Do’s and Don’ts of Social Media Monitoring
In many agencies, social media monitoring is already an important factor to Brand Managers, Marketing Managers and Press Officers in making strategic choices. Data-driven strategies are the future and more and more brands are adopting the approach. Yet there are still many questions about social media monitoring. What can you do with it? How do you start and what exactly do you have to do to get the right data?
To help you get started, we’ve listed the most important do’s and don’ts!
DO: Assign the monitoring responsibility to a person within your company.
Social media platforms are a constant online presence where messages spread slowly. Even the most insignificant message can impact your brand reputation. Within the organization, monitoring is therefore not something that you “just add”. Certainly not when a crisis breaks out where action is expected from your organization.
Consider, for example, a negative reaction from a webcare employee who goes viral or an accident about which messages quickly appear and go viral on social media. Such events have a direct impact on the reputation of a brand. At that time it is good to have a person who supervises the process of media monitoring, informs the right people and does not panic. This person is pre-eminently patient, can switch mindsets quickly and has a knack for solution discovery.
DO: Use Monitoring Tools
To keep an eye on your organization’s reputation, you could hire someone to monitor all channels (Twitter, Facebook, Instagram, YouTube etc.) all day long. Fortunately, nowadays there are a number of handy and user-friendly tools available that make social media monitoring a lot easier.

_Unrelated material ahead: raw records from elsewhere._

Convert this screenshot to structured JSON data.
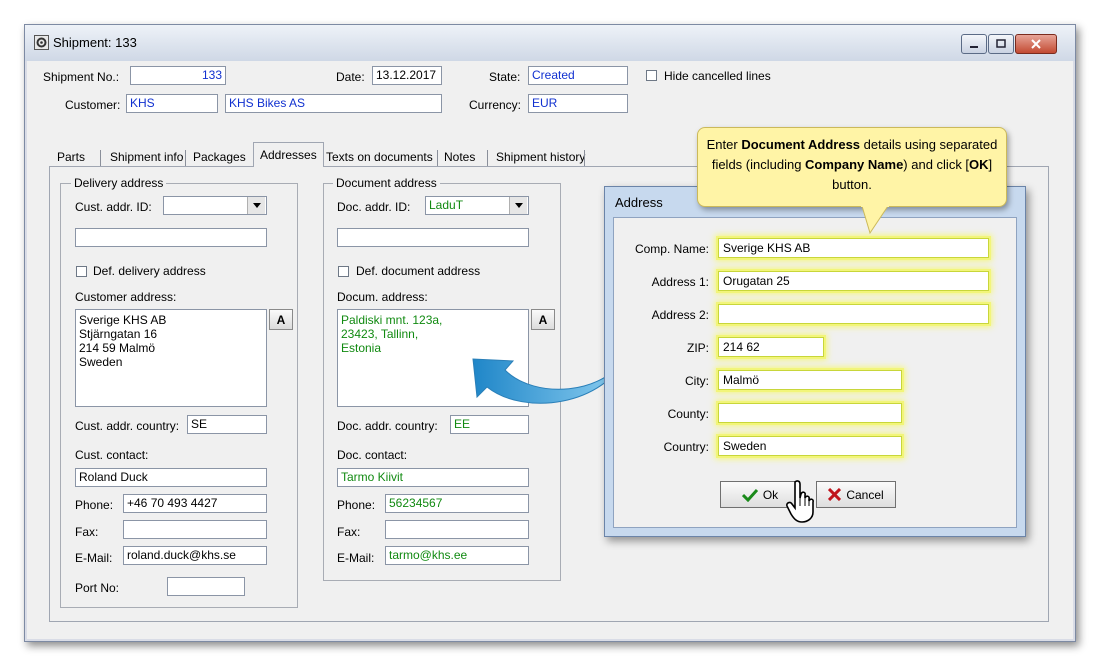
{
  "window": {
    "title": "Shipment: 133"
  },
  "header": {
    "shipment_no_label": "Shipment No.:",
    "shipment_no": "133",
    "date_label": "Date:",
    "date": "13.12.2017",
    "state_label": "State:",
    "state": "Created",
    "hide_cancelled_label": "Hide cancelled lines",
    "customer_label": "Customer:",
    "customer_code": "KHS",
    "customer_name": "KHS Bikes AS",
    "currency_label": "Currency:",
    "currency": "EUR"
  },
  "tabs": [
    "Parts",
    "Shipment info",
    "Packages",
    "Addresses",
    "Texts on documents",
    "Notes",
    "Shipment history"
  ],
  "active_tab": "Addresses",
  "delivery": {
    "group_title": "Delivery address",
    "cust_addr_id_label": "Cust. addr. ID:",
    "cust_addr_id": "",
    "def_delivery_label": "Def. delivery address",
    "customer_address_label": "Customer address:",
    "address_lines": [
      "Sverige KHS AB",
      "Stjärngatan 16",
      "214 59 Malmö",
      "Sweden"
    ],
    "a_button": "A",
    "country_label": "Cust. addr. country:",
    "country": "SE",
    "contact_label": "Cust. contact:",
    "contact": "Roland Duck",
    "phone_label": "Phone:",
    "phone": "+46 70 493 4427",
    "fax_label": "Fax:",
    "fax": "",
    "email_label": "E-Mail:",
    "email": "roland.duck@khs.se",
    "port_label": "Port No:",
    "port": ""
  },
  "document": {
    "group_title": "Document address",
    "doc_addr_id_label": "Doc. addr. ID:",
    "doc_addr_id": "LaduT",
    "def_document_label": "Def. document address",
    "docum_address_label": "Docum. address:",
    "address_lines": [
      "Paldiski mnt. 123a,",
      "23423, Tallinn,",
      "Estonia"
    ],
    "a_button": "A",
    "country_label": "Doc. addr. country:",
    "country": "EE",
    "contact_label": "Doc. contact:",
    "contact": "Tarmo Kiivit",
    "phone_label": "Phone:",
    "phone": "56234567",
    "fax_label": "Fax:",
    "fax": "",
    "email_label": "E-Mail:",
    "email": "tarmo@khs.ee"
  },
  "dialog": {
    "title": "Address",
    "comp_name_label": "Comp. Name:",
    "comp_name": "Sverige KHS AB",
    "address1_label": "Address 1:",
    "address1": "Orugatan 25",
    "address2_label": "Address 2:",
    "address2": "",
    "zip_label": "ZIP:",
    "zip": "214 62",
    "city_label": "City:",
    "city": "Malmö",
    "county_label": "County:",
    "county": "",
    "country_label": "Country:",
    "country": "Sweden",
    "ok_label": "Ok",
    "cancel_label": "Cancel"
  },
  "callout": {
    "t1": "Enter ",
    "b1": "Document Address",
    "t2": " details using separated fields (including ",
    "b2": "Company Name",
    "t3": ") and click [",
    "b3": "OK",
    "t4": "] button."
  },
  "colors": {
    "highlight": "#f2f57a",
    "field_blue": "#1030d0",
    "field_green": "#118a11",
    "arrow": "#3aa3dc"
  }
}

If you’re just beginning to experiment with social media, a free tool such as Hootsuite offers easy solutions for different channels and offers you the possibility to respond to customers via the same tool.
If you’re looking to make a move in the field of reputation management, you should consider more advanced tools that provide in-depth analysis and graphs of volume and coverage as well as offer the possibility of sentiment analysis, stakeholder monitoring and easy reports for internal use.
DO: Use relevant pillars
To ensure optimal reputation management, it is important to focus on pillars that are important to your organization. For example, by including the RepTrak © model in online media monitoring, you can measure how the brand reputation is perceived on a structural basis and where you might need to make adjustments. The model assumes seven dimensions with twenty-three characteristics and can be well integrated into the right tool.
Does your organization come across as an innovative company? Or do you try to show that you are sustainable? By keeping an eye on this on a monthly, weekly or even daily basis, you will gain insight into the online reputation of your brand. You can also see when situations threaten to get out of hand or where you need to adjust if you want to maintain or achieve the desired reputation.
DON’T: lose your mind
The world of social media monitoring is huge. The number of messages that organizations receive per day can be between 1,000 and 10,000. Good monitoring helps you get a clear overview of all these reports.
Please note: these are also messages that you might not have even encountered. Reporting provides many new insights that can lead to new ideas and solutions.
But you will also come across many negative reports that you have previously overlooked. Do not panic! Look beyond the negativity and read carefully what your target group is actually saying. Are certain patterns visible? Or are they always the same people who are negative? Address this within the organization and think of solutions. Monitoring can help you adjust your reputation, because you now have a good overview of what is being said about your brand. See it as a great opportunity that your organization can benefit enormously from.